Russia registers 'first' animal COVID vaccine

Russia has registered a new COVID vaccine for the furry, fluffy, and four-legged among us -- believed to be the world’s first vaccine for animals.

The country’s agricultural regulator, Rosselkhoznadzor, made the announcement on Wednesday after tests showed the vaccine generated antibodies against the virus in dogs, cats, foxes and mink.

Mink is particularly important, because parts of Europe have feared cross-transmission with the animal. Denmark culled its entire mink herd, 17 million, after concluding a strain had passed from humans to mink and back again.

Rosselkhoznadzor's deputy head Konstantin Savenkov:

"Of course we have fully understood that today this is a new challenge: both the virus itself for humanity and the virus's transmission from animals to humans and from humans to animals. And we have done this work with future in mind.

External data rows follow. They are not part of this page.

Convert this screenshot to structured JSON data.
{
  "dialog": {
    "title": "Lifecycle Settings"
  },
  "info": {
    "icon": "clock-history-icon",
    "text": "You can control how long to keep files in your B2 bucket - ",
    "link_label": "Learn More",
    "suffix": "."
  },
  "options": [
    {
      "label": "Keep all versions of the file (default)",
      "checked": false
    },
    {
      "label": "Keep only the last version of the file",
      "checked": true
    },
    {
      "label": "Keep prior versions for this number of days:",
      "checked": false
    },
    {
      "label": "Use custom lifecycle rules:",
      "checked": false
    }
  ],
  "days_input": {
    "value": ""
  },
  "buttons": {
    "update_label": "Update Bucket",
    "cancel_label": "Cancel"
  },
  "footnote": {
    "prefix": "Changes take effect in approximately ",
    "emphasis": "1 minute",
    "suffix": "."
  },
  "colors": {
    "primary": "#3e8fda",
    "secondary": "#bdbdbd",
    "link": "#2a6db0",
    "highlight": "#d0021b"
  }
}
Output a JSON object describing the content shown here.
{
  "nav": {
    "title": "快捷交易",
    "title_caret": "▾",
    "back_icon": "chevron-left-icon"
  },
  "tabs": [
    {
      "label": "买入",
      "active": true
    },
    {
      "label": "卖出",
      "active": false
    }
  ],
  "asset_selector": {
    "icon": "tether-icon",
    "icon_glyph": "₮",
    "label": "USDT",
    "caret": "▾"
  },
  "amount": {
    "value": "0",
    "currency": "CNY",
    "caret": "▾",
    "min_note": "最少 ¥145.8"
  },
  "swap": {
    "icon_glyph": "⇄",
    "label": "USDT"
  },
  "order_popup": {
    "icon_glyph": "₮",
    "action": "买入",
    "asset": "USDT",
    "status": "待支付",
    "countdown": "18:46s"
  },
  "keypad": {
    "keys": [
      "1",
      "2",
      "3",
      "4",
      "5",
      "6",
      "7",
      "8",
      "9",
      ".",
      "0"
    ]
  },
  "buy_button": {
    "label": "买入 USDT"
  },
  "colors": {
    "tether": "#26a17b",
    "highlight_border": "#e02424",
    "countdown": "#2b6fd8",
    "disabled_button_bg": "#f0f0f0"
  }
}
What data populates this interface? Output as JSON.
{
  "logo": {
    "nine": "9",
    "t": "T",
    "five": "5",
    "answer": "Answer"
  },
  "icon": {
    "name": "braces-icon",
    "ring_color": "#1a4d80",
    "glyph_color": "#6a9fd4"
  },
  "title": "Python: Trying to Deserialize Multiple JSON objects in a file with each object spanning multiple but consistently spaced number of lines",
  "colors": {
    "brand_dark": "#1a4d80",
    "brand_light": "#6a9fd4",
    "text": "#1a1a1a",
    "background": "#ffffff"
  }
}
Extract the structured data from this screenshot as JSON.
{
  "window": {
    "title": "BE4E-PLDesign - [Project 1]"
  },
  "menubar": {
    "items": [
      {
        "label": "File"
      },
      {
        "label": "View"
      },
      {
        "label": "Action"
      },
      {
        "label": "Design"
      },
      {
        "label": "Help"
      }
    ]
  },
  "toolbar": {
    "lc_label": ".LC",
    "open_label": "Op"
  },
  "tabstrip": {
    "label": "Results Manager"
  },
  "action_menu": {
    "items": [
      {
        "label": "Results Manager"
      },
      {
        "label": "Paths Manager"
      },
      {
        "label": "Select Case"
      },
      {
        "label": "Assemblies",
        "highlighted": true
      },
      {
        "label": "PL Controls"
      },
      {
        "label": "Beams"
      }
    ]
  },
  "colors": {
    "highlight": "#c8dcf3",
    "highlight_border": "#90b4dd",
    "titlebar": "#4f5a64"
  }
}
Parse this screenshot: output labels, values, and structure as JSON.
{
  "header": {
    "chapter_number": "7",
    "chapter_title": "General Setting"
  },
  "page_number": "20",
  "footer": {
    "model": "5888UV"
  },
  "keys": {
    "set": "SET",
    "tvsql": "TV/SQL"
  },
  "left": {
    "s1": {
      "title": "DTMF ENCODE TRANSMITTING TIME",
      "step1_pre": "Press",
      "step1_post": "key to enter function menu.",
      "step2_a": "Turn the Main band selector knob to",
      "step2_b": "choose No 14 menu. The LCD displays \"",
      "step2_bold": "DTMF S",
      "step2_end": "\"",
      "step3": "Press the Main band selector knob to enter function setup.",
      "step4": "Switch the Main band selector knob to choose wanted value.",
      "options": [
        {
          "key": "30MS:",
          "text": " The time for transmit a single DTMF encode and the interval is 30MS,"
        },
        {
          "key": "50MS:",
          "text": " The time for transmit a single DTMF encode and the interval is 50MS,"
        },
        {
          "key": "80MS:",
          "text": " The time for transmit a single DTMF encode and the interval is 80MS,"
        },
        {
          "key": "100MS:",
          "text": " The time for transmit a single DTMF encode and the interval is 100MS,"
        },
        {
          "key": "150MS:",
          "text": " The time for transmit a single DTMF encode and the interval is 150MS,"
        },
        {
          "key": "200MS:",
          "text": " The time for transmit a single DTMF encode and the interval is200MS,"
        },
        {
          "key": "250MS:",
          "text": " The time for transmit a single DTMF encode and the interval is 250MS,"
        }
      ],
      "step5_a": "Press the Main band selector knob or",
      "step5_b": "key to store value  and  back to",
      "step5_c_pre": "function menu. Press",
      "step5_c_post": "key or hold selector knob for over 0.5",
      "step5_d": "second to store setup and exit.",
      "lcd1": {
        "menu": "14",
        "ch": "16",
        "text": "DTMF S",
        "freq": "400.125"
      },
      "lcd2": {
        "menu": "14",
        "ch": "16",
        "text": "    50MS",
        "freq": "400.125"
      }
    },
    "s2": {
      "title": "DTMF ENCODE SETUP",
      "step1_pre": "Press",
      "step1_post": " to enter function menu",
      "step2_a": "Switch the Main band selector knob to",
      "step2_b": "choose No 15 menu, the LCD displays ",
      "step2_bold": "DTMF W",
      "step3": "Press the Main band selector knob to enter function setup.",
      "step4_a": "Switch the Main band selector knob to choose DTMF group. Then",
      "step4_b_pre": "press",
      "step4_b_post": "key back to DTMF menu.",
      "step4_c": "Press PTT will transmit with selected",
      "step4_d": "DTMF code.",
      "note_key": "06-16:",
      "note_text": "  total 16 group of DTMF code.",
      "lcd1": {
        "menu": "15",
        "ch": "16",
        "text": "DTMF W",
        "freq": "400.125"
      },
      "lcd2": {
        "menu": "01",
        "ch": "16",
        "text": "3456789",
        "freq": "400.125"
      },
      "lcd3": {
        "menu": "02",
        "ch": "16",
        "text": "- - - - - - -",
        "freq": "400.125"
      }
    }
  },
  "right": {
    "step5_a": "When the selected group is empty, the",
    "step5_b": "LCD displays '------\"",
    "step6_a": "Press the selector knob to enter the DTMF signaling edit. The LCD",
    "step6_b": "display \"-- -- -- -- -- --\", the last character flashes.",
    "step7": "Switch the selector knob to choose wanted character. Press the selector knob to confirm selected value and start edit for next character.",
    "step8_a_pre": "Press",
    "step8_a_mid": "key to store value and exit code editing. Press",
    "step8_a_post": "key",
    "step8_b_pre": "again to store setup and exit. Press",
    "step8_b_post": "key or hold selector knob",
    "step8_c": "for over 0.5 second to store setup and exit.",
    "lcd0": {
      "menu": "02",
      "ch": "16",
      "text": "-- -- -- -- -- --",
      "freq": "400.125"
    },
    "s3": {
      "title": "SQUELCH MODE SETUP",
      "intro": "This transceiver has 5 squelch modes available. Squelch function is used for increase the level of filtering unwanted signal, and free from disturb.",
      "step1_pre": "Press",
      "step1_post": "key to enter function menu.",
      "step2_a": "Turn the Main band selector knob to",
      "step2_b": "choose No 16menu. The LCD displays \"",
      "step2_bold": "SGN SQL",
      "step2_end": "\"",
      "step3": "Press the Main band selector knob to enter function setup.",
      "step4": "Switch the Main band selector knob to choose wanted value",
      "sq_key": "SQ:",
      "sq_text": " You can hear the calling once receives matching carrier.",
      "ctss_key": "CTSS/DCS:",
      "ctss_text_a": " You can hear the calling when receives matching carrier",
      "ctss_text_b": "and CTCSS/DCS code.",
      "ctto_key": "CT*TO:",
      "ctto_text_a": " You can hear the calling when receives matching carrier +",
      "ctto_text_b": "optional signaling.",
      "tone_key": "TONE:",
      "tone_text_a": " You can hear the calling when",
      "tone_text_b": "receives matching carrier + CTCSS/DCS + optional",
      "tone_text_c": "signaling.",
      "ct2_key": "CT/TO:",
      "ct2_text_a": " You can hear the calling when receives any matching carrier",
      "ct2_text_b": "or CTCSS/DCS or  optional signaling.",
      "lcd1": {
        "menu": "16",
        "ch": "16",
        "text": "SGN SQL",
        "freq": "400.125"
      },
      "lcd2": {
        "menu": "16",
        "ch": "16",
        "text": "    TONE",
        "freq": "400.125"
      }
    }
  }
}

We should be prepared and be able to prevent the negative situation and not just be able to fix it afterwards."

The vaccine is called Carnivac-Cov and the agency says it continued to show an immune response in the animals six months after trials began in October.

Rosselkhoznadzor said that Russian fur farms planned to buy the vaccine, along with businesses in Greece, Poland, and Austria.

Mass production could start as early as April.